Western rattlesnake, Crotalus viridis
Western rattlesnake (Crotalus viridis). This is the only venomous snake living in Cold Canyon and Northern California. It grows up to 6 feet (1.8 meters) in length and is covered in gray or brown keeled scales. This snake uses its conspicuous rattle at the end of its tail to create a buzz-like warning noise when it is startled. It is active from April to October, but is most frequently encountered from May to July. Rattlesnakes are common in the reserve, but are most often seen on the dry hillsides rather than in the canyon bottoms. Although potentially deadly, this rattlesnake is not aggressive and usually retreats unless cornered or provoked. Young rattlers tend to be more dangerous than adults, because young do not retract their fangs when they strike, and therefore are much more likely to inject large quantities of venom into the bite. Rattlesnakes eat all types of small mammals, but they are best adapted to capture small mammals and birds. Small pits located on their faces enable the snakes to detect temperature differences. Therefore, they are readily attracted to warm-blooded animals. Not surprisingly, they often hunt at dusk, when they can most easily detect these temperature differentials.

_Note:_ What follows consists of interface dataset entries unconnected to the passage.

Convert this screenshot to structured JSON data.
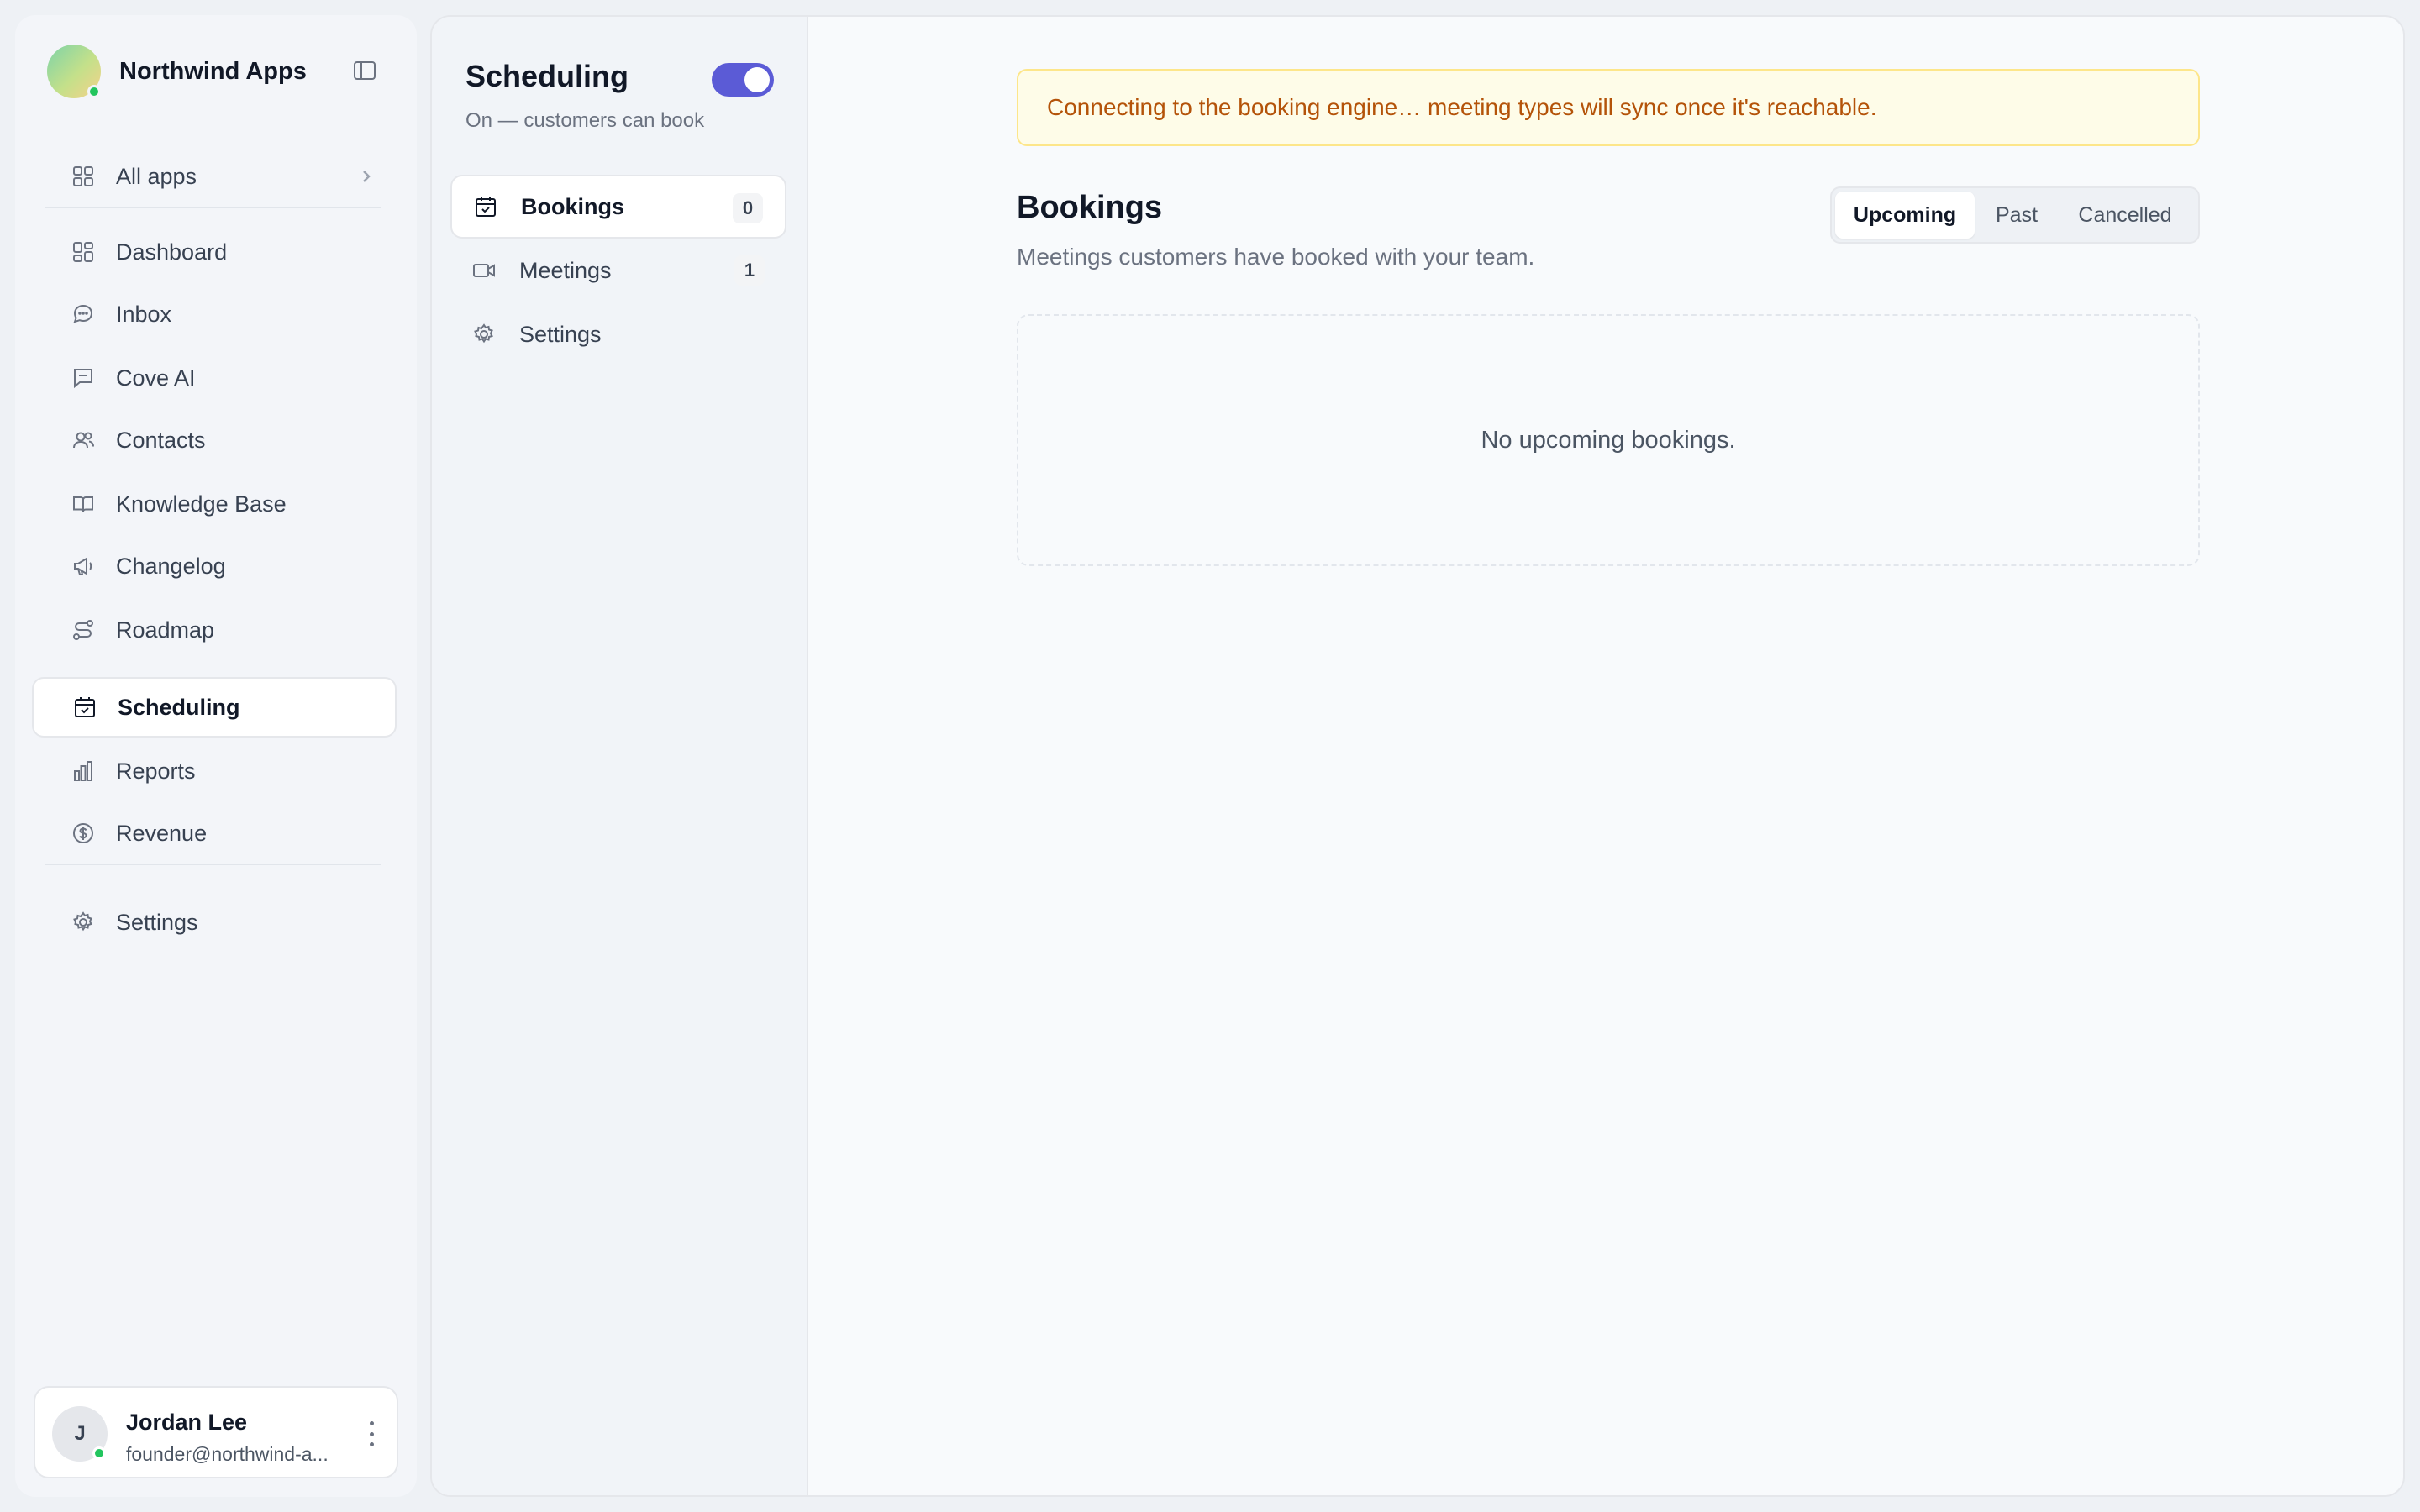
{
  "brand": {
    "name": "Northwind Apps"
  },
  "sidebar": {
    "all_apps": "All apps",
    "items": [
      {
        "label": "Dashboard",
        "icon": "dashboard-icon"
      },
      {
        "label": "Inbox",
        "icon": "chat-icon"
      },
      {
        "label": "Cove AI",
        "icon": "message-square-icon"
      },
      {
        "label": "Contacts",
        "icon": "users-icon"
      },
      {
        "label": "Knowledge Base",
        "icon": "book-icon"
      },
      {
        "label": "Changelog",
        "icon": "megaphone-icon"
      },
      {
        "label": "Roadmap",
        "icon": "route-icon"
      },
      {
        "label": "Scheduling",
        "icon": "calendar-check-icon",
        "active": true
      },
      {
        "label": "Reports",
        "icon": "bar-chart-icon"
      },
      {
        "label": "Revenue",
        "icon": "dollar-circle-icon"
      }
    ],
    "settings": "Settings"
  },
  "user": {
    "initial": "J",
    "name": "Jordan Lee",
    "email": "founder@northwind-a..."
  },
  "subnav": {
    "title": "Scheduling",
    "toggle_on": true,
    "subtitle": "On — customers can book",
    "items": [
      {
        "label": "Bookings",
        "count": "0",
        "icon": "calendar-check-icon",
        "active": true
      },
      {
        "label": "Meetings",
        "count": "1",
        "icon": "video-icon"
      },
      {
        "label": "Settings",
        "icon": "gear-icon"
      }
    ]
  },
  "main": {
    "alert": "Connecting to the booking engine… meeting types will sync once it's reachable.",
    "title": "Bookings",
    "subtitle": "Meetings customers have booked with your team.",
    "tabs": [
      "Upcoming",
      "Past",
      "Cancelled"
    ],
    "active_tab": "Upcoming",
    "empty_text": "No upcoming bookings."
  },
  "colors": {
    "accent": "#5b5bd6",
    "alert_text": "#b45309",
    "online": "#22c55e"
  }
}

Rainbow trout, Oncorhynchus mykiss
Rainbow trout (Oncorhynchus mykiss). This native species is the only fish species that might on occasion be found in the creek. During rainy years, Cold Creek swells in its banks and some rainbow trout are capable of moving up from Putah Creek. When the creek dries in the summer, permanent pools in Wildhorse Canyon can provide a home for these trout. In such situations, these fish may survive to reproduce-starting a new generation in Cold Creek. However, this is a rare occurrence. In most years, the pools dry up and trout are excluded from the area, so rainbow trout cannot truly be considered permanent residents of Cold Canyon.